@TIGREDELAIRE Colombia received 16 P-80C starting in 1958. Colombia was a recipient of the T-33 two-seater trainer derivative. Not sure how many they received. The links can help with identification of any T-33 also.

Should be able to track down which serial numbers went to Colombia using these two sites:

Happy hunting and don't forget to share anything of interest.
@ao_sepia if by flight you mean fight indeed they did. The Shooting Star has the distinction of being the first jet fighter to see action in the Korean War. Also, arguably the distinction in participating in the first ever combat engagement between jet fighters. It was outclassed facing the MiG-15 in numerous ways and the P-80/F-80 helped force the entry of the F-86 Sabre to the Korean War. The Shooting Star spent the majority of service in The Korean War engaging in ground attack role.

In the encounter with P-80s on November 8, only two of the Soviet fighters persisted on an intercept course. Stephens and Brown banked sharply to the left and maneuvered into a firing position on the approaching fighters. Though four of Brown’s six M3 machine guns had jammed, he managed to fire several short bursts at his chosen target. The MiG rolled over and dove—and Brown followed, hurtling towards the ground at six hundred miles per hour. Holding down the trigger, he raked the jet until he saw it burst into flames, then pulled back up at the last possible moment.

However, Soviet records for November 8 tell a different story. MiG pilot Lt. Vladimir Kharitonov reported he was ambushed by an American jet—but that he successfully evaded in a dive while ditching his external fuel tanks. In fact, Russian histories claim the first jet-on-jet battle occurred on November 1, in which a MiG piloted by Lt. Semyon Khominich shot down the F-80 of Lt. Frank Van Sickle. However, U.S. records list Van Sickle as falling to ground fire. In any event, the day after Brown’s engagement, the MiG-15 of Capt. Mikhail Grachev was shot down by a U.S. Navy F9F Panther jet—a kill upon which both side’s records agree.

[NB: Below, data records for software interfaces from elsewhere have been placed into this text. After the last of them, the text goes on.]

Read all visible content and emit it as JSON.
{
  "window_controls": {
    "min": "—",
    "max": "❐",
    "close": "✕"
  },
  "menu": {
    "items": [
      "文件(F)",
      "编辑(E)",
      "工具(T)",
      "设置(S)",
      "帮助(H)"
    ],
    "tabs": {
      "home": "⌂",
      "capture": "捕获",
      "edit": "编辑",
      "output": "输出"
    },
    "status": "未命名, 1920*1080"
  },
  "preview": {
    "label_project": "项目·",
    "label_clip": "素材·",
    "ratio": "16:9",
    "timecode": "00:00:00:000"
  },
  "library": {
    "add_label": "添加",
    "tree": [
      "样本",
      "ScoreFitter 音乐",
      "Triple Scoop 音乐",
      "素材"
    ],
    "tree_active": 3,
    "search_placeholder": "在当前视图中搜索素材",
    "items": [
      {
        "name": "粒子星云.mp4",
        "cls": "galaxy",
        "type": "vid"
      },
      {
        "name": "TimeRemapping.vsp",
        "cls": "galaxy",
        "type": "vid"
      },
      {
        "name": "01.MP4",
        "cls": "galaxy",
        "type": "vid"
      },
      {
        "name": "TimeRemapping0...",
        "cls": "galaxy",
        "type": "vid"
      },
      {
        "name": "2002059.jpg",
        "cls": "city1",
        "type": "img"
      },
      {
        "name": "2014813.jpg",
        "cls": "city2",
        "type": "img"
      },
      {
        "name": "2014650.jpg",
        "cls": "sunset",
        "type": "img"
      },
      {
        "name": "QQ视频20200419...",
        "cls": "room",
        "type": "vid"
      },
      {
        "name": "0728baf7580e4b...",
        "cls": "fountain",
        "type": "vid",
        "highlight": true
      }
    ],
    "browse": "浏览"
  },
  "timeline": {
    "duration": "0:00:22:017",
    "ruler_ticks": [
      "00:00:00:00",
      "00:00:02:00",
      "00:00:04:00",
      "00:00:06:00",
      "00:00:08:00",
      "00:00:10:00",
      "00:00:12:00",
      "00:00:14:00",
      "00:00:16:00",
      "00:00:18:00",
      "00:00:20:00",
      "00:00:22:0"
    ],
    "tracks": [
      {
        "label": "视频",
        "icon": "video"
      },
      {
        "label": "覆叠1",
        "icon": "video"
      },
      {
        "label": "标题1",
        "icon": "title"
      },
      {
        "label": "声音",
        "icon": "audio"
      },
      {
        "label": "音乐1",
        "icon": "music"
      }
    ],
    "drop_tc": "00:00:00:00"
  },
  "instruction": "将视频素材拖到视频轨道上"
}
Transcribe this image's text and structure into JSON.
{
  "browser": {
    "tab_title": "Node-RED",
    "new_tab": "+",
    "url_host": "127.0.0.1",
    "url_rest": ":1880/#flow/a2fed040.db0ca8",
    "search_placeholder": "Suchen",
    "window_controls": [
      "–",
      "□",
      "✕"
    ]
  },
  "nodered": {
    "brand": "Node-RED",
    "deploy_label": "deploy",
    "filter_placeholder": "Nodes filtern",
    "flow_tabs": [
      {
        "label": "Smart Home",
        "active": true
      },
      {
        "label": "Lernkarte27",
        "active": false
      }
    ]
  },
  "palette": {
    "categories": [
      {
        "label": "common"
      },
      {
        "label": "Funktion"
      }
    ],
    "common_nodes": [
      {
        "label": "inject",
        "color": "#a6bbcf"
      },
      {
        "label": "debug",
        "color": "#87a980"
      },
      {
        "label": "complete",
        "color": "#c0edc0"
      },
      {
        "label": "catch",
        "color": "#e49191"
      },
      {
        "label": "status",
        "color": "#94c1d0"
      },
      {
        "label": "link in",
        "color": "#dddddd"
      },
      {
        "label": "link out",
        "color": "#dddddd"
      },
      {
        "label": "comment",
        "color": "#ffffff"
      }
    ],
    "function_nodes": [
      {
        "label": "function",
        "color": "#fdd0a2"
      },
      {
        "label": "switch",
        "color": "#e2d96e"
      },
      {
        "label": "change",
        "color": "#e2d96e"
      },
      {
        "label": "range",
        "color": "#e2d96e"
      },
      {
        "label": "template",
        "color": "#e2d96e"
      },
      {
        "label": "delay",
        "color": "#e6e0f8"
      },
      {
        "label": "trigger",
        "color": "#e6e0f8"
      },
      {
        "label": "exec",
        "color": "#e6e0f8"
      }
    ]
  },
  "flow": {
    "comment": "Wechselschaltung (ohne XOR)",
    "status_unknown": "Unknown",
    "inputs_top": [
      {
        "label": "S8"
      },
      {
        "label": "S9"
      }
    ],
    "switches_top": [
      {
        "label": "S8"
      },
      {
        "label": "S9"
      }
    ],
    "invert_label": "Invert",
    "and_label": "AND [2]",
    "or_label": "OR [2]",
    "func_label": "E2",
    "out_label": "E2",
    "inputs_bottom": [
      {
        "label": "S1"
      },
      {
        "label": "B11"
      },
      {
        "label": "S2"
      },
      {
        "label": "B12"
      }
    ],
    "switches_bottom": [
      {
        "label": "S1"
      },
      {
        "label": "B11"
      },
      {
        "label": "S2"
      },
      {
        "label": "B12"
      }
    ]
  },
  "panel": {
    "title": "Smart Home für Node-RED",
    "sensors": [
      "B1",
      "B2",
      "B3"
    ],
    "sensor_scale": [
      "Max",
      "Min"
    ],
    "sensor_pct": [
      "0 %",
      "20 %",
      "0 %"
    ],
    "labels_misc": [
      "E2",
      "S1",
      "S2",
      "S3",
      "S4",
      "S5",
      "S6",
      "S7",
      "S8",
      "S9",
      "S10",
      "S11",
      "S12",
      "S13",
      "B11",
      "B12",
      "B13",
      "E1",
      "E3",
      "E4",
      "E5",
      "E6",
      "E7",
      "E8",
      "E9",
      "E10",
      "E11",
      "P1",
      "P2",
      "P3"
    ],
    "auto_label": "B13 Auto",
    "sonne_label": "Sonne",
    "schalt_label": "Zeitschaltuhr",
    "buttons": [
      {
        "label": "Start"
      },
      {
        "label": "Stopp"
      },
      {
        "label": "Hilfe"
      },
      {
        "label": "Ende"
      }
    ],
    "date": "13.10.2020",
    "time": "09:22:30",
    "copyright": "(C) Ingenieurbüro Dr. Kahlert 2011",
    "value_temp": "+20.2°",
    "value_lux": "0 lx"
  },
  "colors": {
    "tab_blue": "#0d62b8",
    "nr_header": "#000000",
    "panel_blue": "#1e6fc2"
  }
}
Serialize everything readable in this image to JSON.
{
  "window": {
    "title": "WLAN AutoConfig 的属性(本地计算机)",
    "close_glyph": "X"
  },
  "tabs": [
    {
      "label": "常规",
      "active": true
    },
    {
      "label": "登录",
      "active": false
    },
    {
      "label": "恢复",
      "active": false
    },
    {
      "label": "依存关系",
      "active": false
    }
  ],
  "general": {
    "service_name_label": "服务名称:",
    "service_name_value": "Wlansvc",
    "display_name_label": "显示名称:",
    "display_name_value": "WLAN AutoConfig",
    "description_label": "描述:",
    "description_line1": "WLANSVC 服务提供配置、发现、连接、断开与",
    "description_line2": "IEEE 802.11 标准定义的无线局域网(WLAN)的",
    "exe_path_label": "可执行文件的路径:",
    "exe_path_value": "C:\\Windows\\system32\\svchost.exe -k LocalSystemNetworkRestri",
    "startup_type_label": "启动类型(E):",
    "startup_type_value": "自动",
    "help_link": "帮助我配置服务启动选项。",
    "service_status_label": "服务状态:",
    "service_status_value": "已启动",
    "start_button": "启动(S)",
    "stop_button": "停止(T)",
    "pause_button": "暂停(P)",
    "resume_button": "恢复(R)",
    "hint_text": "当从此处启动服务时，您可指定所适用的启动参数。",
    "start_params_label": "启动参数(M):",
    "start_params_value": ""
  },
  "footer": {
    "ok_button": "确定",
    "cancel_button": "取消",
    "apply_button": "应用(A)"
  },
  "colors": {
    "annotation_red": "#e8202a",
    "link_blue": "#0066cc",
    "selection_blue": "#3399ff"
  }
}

While credit for the first jet-on-jet kill may remain disputed, the fact that the MiG-15 could outrun, outmaneuver and outgun the F-80 is not. U.S. records show that a total of seventeen Shooting Stars were lost in air-to-air combat, while claiming six MiG-15s in return, in addition to eleven propeller planes. When a formation of huge B-29 bombers escorted by one hundred F-80s and F-84s was ambushed thirty MiGs on April 12, 1951, three B-29s went down in flames without a single attacking fighter lost.

Good read on the Shooting Star's arrival to North Korea.
Shooting Star
From Lockheed’s famed design chief Kelly Johnson, the first U.S. jet to fight.

On June 8, 1943, Clarence “Kelly” Johnson was at Wright Field in Dayton, Ohio, to sell Lockheed’s Model L-140. Johnson showed specifications and drawings, then threw down the gauntlet: He would deliver his jet prototype within 180 days. Johnson would later write in his memoir, Kelly: More Than My Share of it All, that General Frank Carroll told him,“You will have a Letter of Intent this afternoon by 1:30 p.m. There is a plane leaving Dayton for Burbank at two o’clock. Your time starts then.”


Johnson knew he’d need to sequester his top-secret project. But the aircraft factory’s six football fields’ of floor space was already spoken for, cranking out 28 warplanes a day. Returning to Burbank, Johnson did an end-run around company bureaucracy. He built his own manufacturing site around a small shack near the wind tunnel, and stole personnel from all over the plant. His team bought out a local machine shop to get the tooling it needed, built walls from a vast supply of wooden packing crates that came with the Wright Cyclone engines that powered their Hudson bombers, and topped off the ad hoc facility with a big top rented from a local circus. The unsightly hybrid was christened the Skunk Works after the still that made moonshine in the backwoods of Al Capp’s popular cartoon “Lil’ Abner.”

continue reading at link

Very good read by Smithsonian Air & Space magazine on the development of the Shooting Star.